» EXERCISE GOAL
Read through the records below and copy each line that uses the word "label".

» INPUT DATA
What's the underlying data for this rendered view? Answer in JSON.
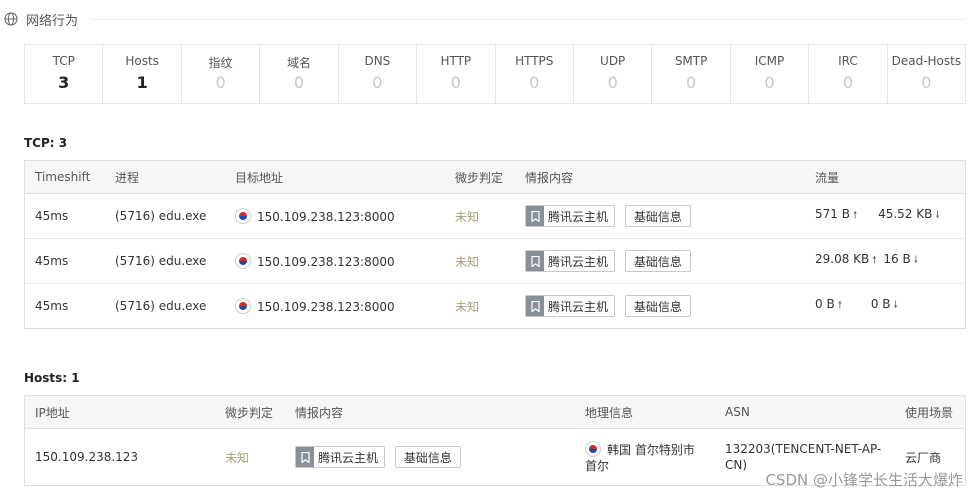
{
  "header": {
    "title": "网络行为",
    "icon": "globe-icon"
  },
  "stats": [
    {
      "label": "TCP",
      "value": "3"
    },
    {
      "label": "Hosts",
      "value": "1"
    },
    {
      "label": "指纹",
      "value": "0"
    },
    {
      "label": "域名",
      "value": "0"
    },
    {
      "label": "DNS",
      "value": "0"
    },
    {
      "label": "HTTP",
      "value": "0"
    },
    {
      "label": "HTTPS",
      "value": "0"
    },
    {
      "label": "UDP",
      "value": "0"
    },
    {
      "label": "SMTP",
      "value": "0"
    },
    {
      "label": "ICMP",
      "value": "0"
    },
    {
      "label": "IRC",
      "value": "0"
    },
    {
      "label": "Dead-Hosts",
      "value": "0"
    }
  ],
  "tcp": {
    "title": "TCP: 3",
    "columns": [
      "Timeshift",
      "进程",
      "目标地址",
      "微步判定",
      "情报内容",
      "流量"
    ],
    "rows": [
      {
        "timeshift": "45ms",
        "process": "(5716) edu.exe",
        "target": "150.109.238.123:8000",
        "verdict": "未知",
        "intel": "腾讯云主机",
        "basic": "基础信息",
        "up": "571 B",
        "down": "45.52 KB"
      },
      {
        "timeshift": "45ms",
        "process": "(5716) edu.exe",
        "target": "150.109.238.123:8000",
        "verdict": "未知",
        "intel": "腾讯云主机",
        "basic": "基础信息",
        "up": "29.08 KB",
        "down": "16 B"
      },
      {
        "timeshift": "45ms",
        "process": "(5716) edu.exe",
        "target": "150.109.238.123:8000",
        "verdict": "未知",
        "intel": "腾讯云主机",
        "basic": "基础信息",
        "up": "0 B",
        "down": "0 B"
      }
    ]
  },
  "hosts": {
    "title": "Hosts: 1",
    "columns": [
      "IP地址",
      "微步判定",
      "情报内容",
      "地理信息",
      "ASN",
      "使用场景"
    ],
    "rows": [
      {
        "ip": "150.109.238.123",
        "verdict": "未知",
        "intel": "腾讯云主机",
        "basic": "基础信息",
        "geo_line1": "韩国 首尔特别市",
        "geo_line2": "首尔",
        "asn_line1": "132203(TENCENT-NET-AP-",
        "asn_line2": "CN)",
        "scene": "云厂商"
      }
    ]
  },
  "watermark": "CSDN @小锋学长生活大爆炸",
  "colors": {
    "unknown": "#a6a07a",
    "header_bg": "#f5f6f8",
    "border": "#e0e0e0"
  }
}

» ANSWER TO THE EXERCISE
      "label": "TCP",
      "label": "Hosts",
      "label": "指纹",
      "label": "域名",
      "label": "DNS",
      "label": "HTTP",
      "label": "HTTPS",
      "label": "UDP",
      "label": "SMTP",
      "label": "ICMP",
      "label": "IRC",
      "label": "Dead-Hosts",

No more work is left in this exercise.